Generally speaking, the protection of such articles should be sought under the design patent law as embodied in section 4929 of the Revised Statutes. While an artistic drawing or a printed picture of the article itself (such as fashion illustrations in a catalog or on separate sheets) may be subject to copyright registration as such, it seems that of itself this does not secure the right to make and sell the article illustrated. This subject will be considered in more detail in connection with the rights secured.
Tools, Implements, Devices and Similar Articles of Functional
Utility These as a rule come within the province of the general patent law, if they possess the necessary element of invention or novelty. There may be present incidentally certain features involving authorship, such as pictorial or printed matter not essential to their operation, but that of course does not change the essential nature of such articles. Where the added matter is deemed of sufficient value in itself to invoke the protection of the copyright law, care should be taken to print the copyright notice in immediate proximity thereto, since it would be the only “copyrightable component part of the work copyrighted" (section 3). The Copyright Office has recently established a general rule for the guidance of the public with respect to such material (see Appendix, Regulations of Copyright Office).
Who May Secure Statutory Copyright
Section 9 of the Copyright Act provides: "That any person entitled thereto by this Act may secure copyright for his work by publication thereof with the notice of copyright required by this Act.” Here Congress puts it up to the author or proprietor himself to "secure” the copyright; the word “may” implies that the privilege is not compulsory but permissive, yet is to be translated into "must" if copyright is wanted.
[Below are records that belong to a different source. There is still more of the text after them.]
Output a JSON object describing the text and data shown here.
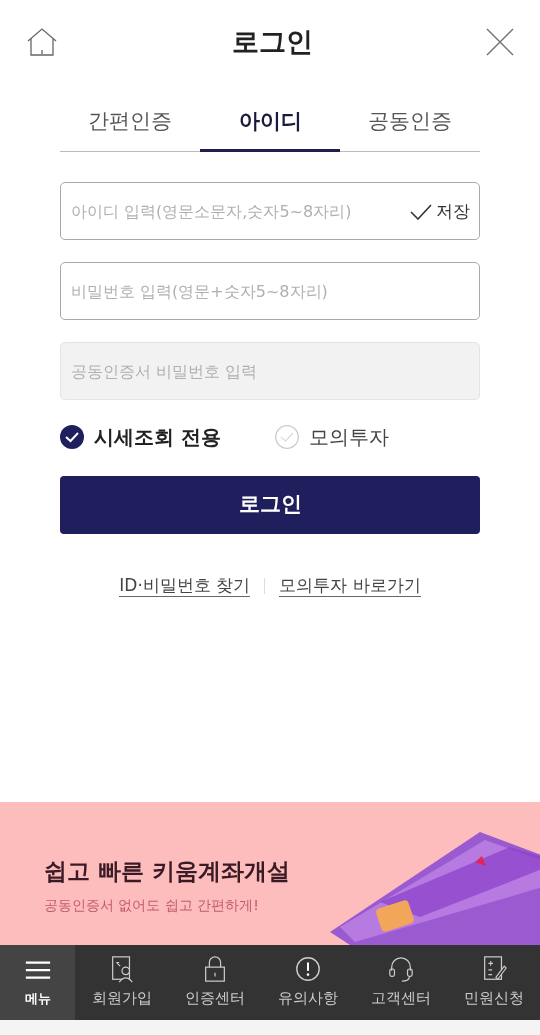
{
  "header": {
    "title": "로그인"
  },
  "tabs": [
    {
      "label": "간편인증",
      "selected": false
    },
    {
      "label": "아이디",
      "selected": true
    },
    {
      "label": "공동인증",
      "selected": false
    }
  ],
  "fields": [
    {
      "placeholder": "아이디 입력(영문소문자,숫자5~8자리)",
      "disabled": false,
      "save": {
        "label": "저장"
      }
    },
    {
      "placeholder": "비밀번호 입력(영문+숫자5~8자리)",
      "disabled": false
    },
    {
      "placeholder": "공동인증서 비밀번호 입력",
      "disabled": true
    }
  ],
  "options": [
    {
      "label": "시세조회 전용",
      "checked": true
    },
    {
      "label": "모의투자",
      "checked": false
    }
  ],
  "login_button": "로그인",
  "links": [
    "ID·비밀번호 찾기",
    "모의투자 바로가기"
  ],
  "banner": {
    "title": "쉽고 빠른 키움계좌개설",
    "subtitle": "공동인증서 없어도 쉽고 간편하게!",
    "kind": "picture"
  },
  "bottom_nav": [
    {
      "label": "메뉴",
      "selected": true
    },
    {
      "label": "회원가입",
      "selected": false
    },
    {
      "label": "인증센터",
      "selected": false
    },
    {
      "label": "유의사항",
      "selected": false
    },
    {
      "label": "고객센터",
      "selected": false
    },
    {
      "label": "민원신청",
      "selected": false
    }
  ]
}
There is no provision for examination as to priority or originality, as in the case of patents, and probably for that reason the Act elsewhere provides that the protection shall extend to "all the copyrightable component parts of the work copyrighted" (section 3), the inference being that there may be matter in the work to which the protection of the Act does not extend, this being but recognition of well-established law before the present statute. Eggers v. Sun Sales Corp., 263 F. 373 (CCA 2, 1920); Gerlach-Barklow Co. v. Morris, 23 F.2d 159 (1927).
Citizens of the United States
The word "person" is used in this section in the legal sense to include not only individuals but any legal entity capable of holding and defending property rights. The persons "entitled thereto" are mentioned in the preceding section 8: "That the author or proprietor of any work made the subject of copyright by this Act" (meaning "all the writings of an author" referred to in section 4), "or his executors, administrators, or assigns, shall have copyright for such work under the conditions and for the terms specified in this Act.” Congress really grants the right under the constitutional obligation to "secure" to authors exclusive rights.
But first there must be created some visible thing in the nature of a "writing." So long as the ideas exist only in the mind of the